WHAT IS BEING ASKED: Which lines in the records below contain the word "symbol"? Return each of them.

App and web page records:
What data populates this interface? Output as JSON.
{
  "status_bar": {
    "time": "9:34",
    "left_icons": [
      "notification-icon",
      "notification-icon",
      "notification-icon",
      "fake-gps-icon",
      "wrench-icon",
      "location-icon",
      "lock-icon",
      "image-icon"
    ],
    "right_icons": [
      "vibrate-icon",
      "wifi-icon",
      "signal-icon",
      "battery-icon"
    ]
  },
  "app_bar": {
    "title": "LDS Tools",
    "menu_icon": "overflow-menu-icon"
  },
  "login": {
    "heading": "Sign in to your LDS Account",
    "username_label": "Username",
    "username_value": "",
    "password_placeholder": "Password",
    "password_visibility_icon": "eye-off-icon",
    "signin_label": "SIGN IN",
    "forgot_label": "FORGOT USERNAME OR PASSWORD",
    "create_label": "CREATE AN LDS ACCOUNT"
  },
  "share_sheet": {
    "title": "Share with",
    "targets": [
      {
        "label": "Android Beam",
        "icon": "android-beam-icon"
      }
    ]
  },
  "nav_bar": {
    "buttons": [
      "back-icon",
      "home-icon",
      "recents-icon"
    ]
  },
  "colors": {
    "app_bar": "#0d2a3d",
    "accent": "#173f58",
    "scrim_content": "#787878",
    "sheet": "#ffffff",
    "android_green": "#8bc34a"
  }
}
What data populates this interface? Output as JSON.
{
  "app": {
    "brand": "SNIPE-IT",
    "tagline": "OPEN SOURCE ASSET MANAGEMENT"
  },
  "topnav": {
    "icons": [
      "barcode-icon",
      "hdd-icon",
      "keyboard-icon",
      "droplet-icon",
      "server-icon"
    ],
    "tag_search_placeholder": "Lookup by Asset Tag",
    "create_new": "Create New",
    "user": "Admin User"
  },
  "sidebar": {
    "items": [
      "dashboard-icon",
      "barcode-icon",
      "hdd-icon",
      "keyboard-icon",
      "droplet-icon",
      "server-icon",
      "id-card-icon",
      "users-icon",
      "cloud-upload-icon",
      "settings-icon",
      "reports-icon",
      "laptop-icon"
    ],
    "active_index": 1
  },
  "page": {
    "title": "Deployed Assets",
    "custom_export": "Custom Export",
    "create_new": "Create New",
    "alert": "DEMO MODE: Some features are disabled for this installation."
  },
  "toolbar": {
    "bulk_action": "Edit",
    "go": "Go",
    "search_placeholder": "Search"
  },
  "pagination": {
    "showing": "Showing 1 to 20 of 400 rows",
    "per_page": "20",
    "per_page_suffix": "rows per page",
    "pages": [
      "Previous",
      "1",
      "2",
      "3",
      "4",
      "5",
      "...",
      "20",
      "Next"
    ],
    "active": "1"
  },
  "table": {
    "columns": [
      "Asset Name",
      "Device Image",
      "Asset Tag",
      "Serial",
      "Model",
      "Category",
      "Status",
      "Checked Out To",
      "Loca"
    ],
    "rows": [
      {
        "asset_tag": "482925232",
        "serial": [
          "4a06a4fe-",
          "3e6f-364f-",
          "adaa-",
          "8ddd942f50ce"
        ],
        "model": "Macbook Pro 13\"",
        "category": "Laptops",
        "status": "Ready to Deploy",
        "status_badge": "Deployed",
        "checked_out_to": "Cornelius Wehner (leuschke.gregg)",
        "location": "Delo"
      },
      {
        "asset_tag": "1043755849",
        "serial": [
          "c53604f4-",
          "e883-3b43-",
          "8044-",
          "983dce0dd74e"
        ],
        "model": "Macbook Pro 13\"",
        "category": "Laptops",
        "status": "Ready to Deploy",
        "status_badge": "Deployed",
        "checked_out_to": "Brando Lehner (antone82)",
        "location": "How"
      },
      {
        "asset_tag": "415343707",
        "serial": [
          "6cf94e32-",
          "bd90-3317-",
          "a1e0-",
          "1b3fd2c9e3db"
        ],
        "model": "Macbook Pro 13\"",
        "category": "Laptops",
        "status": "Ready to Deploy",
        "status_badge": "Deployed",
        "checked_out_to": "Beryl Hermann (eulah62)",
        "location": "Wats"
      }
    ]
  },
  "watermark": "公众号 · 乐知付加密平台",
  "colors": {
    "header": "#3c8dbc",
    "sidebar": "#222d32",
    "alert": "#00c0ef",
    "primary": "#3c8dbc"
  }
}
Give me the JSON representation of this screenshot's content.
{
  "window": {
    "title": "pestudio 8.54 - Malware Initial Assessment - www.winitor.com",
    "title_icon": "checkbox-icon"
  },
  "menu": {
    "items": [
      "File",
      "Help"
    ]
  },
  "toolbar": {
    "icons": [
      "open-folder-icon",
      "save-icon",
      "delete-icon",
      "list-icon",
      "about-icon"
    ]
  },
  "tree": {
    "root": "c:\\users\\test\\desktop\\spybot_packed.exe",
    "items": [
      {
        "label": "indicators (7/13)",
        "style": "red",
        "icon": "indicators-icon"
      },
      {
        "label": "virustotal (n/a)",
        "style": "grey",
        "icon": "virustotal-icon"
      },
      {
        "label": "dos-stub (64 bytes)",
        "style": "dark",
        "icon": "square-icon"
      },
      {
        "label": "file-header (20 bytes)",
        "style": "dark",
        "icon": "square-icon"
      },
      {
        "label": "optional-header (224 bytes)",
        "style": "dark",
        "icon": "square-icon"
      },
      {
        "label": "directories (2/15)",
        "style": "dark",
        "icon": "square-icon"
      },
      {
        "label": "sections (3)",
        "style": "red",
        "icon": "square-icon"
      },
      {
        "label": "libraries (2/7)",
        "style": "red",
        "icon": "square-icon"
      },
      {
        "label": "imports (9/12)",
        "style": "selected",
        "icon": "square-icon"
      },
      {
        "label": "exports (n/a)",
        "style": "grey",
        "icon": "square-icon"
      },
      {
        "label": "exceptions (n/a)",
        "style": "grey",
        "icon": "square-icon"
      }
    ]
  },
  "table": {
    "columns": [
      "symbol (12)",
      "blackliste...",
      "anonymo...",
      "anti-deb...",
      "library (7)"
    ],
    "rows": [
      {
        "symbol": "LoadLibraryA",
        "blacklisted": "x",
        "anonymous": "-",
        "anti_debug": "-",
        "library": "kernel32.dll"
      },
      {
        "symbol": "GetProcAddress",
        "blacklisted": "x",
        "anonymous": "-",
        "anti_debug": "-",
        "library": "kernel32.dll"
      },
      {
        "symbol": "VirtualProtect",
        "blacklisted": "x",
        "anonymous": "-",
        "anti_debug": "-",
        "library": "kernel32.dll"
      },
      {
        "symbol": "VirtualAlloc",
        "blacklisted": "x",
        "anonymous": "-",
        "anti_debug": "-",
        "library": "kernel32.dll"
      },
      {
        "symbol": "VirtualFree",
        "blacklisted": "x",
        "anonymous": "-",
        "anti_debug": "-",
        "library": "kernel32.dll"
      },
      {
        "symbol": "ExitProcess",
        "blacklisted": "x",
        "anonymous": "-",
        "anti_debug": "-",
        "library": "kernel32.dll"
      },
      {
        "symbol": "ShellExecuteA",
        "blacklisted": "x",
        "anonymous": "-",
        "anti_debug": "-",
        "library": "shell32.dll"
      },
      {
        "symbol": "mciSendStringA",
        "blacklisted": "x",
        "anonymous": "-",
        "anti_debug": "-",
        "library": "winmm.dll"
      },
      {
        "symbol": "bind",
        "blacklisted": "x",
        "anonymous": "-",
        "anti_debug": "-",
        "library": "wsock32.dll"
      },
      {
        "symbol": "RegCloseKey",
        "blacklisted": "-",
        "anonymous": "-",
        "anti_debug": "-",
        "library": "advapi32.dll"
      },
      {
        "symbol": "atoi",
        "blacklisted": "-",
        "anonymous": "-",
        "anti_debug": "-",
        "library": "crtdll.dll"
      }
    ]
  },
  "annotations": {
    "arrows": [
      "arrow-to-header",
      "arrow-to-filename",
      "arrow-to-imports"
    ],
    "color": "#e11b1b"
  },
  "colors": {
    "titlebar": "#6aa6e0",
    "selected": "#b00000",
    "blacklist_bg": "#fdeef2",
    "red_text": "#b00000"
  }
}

RESULT FOR THIS EXERCISE:
      "symbol (12)",
        "symbol": "LoadLibraryA",
        "symbol": "GetProcAddress",
        "symbol": "VirtualProtect",
        "symbol": "VirtualAlloc",
        "symbol": "VirtualFree",
        "symbol": "ExitProcess",
        "symbol": "ShellExecuteA",
        "symbol": "mciSendStringA",
        "symbol": "bind",
        "symbol": "RegCloseKey",
        "symbol": "atoi",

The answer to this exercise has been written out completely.